** Extracted records follows **
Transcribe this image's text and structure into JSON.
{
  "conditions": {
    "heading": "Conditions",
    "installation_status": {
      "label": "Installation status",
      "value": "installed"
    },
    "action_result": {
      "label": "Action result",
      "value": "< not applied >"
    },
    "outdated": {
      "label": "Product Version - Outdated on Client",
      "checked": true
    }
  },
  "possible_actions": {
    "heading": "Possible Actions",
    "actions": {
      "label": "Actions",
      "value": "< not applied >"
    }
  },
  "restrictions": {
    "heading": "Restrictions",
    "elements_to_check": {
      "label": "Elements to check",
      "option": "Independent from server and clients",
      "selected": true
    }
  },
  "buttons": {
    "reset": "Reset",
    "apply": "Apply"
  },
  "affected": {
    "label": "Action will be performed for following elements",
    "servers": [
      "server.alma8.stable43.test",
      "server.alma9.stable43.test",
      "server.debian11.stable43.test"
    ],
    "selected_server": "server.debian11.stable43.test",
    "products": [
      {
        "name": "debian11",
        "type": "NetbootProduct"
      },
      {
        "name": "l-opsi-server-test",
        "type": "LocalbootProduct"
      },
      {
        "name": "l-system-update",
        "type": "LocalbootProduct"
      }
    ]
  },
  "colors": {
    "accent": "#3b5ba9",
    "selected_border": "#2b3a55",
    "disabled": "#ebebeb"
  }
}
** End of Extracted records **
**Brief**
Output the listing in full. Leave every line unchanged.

**Expected output**
Transcribe this image's text and structure into JSON.
{
  "conditions": {
    "heading": "Conditions",
    "installation_status": {
      "label": "Installation status",
      "value": "installed"
    },
    "action_result": {
      "label": "Action result",
      "value": "< not applied >"
    },
    "outdated": {
      "label": "Product Version - Outdated on Client",
      "checked": true
    }
  },
  "possible_actions": {
    "heading": "Possible Actions",
    "actions": {
      "label": "Actions",
      "value": "< not applied >"
    }
  },
  "restrictions": {
    "heading": "Restrictions",
    "elements_to_check": {
      "label": "Elements to check",
      "option": "Independent from server and clients",
      "selected": true
    }
  },
  "buttons": {
    "reset": "Reset",
    "apply": "Apply"
  },
  "affected": {
    "label": "Action will be performed for following elements",
    "servers": [
      "server.alma8.stable43.test",
      "server.alma9.stable43.test",
      "server.debian11.stable43.test"
    ],
    "selected_server": "server.debian11.stable43.test",
    "products": [
      {
        "name": "debian11",
        "type": "NetbootProduct"
      },
      {
        "name": "l-opsi-server-test",
        "type": "LocalbootProduct"
      },
      {
        "name": "l-system-update",
        "type": "LocalbootProduct"
      }
    ]
  },
  "colors": {
    "accent": "#3b5ba9",
    "selected_border": "#2b3a55",
    "disabled": "#ebebeb"
  }
}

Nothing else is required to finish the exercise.